DALLAS - It looks like a long haul for airlines before things return to normal and one of North Texas’ biggest employers may again resort to trimming its workforce.
Furlough notices are expected to go out Friday to more than 13,000 American Airlines employees.
Federal payroll support is set to expire on April 1. If Congress doesn’t extend the program, American Airlines will have to temporarily lay off pilots, flight attendants and other workers.
Airline labor union leaders said they expected the industry to have recovered more by now, but the slow vaccine rollout and new restrictions on international travel are keeping demand down.
It's been a tense time for airline workers, who are faced with the troubling reality that customer demand is not rebounding fast enough.
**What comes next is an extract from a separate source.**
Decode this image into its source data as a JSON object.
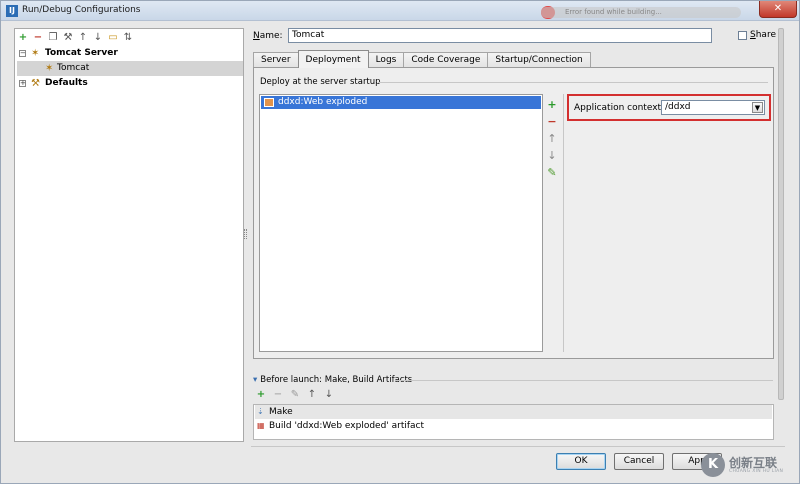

One economist said the airline industry needs to take action.
American Airlines is warning employees of possible furloughs, and the airlines will fly 45% fewer flights heading into the summer, as customer demand remains low.
That's according to CEO Doug Parker.
As a result, Parker said in a memo that 13,000 WARN notices will be sent out Friday informing those employees of possible furloughs come April 1, when the latest round of federal emergency relief expires.
"We're working closely with our government affairs department," said Paul Hartshorn Jr., who is with the Association of Professional Flight Attendants (APFA).
Hartshorn said approximately 4,000 American Airlines flight attendants could be furloughed, opt for early retirement, or extended leave.
"We were certainly looking for a faster rebound. The vaccine rollout affects the demand for travel, right?" he added.
SMU economist Mike Davis isn't surprised by American's announcement.
"The economy is going to recover when the pandemic goes away," Davis said.
He said the airline industry will need to correct course to remain financially viable, without relying on another extension from the Payroll Support Program.
"We may not have an airline industry that looks like it did in 2019," he added. "There's been devastation all up and down this economy, hospitality, hotels, cruise lines, casino. Who do you prioritize in a situation like this, where a whole bunch of people have been hurt? We probably don't have enough money to bail everybody out."
Davis added that the best way for the industries to recover is for faster vaccine rollout.
"Our best hope for the pandemic to go away is to be aggressive with these vaccines," he said.
That’s a belief echoed by the APFA.
"This is going to come to an end, travel demand will return. It's a matter of getting the vaccine rolled out and getting people comfortable and safe to return to the skies again," Hartshorn said.
He added that morale at American Airlines is low, as employees wonder whether or not they'll have a job in a few months.
Still, he said, they continue to do their jobs with pride.
The union is lobbying Congress for more funding.
United Airlines also sent furlough warnings to 14,000 workers last week.
Delta, Southwest and Jet Blue have avoided involuntary job cuts.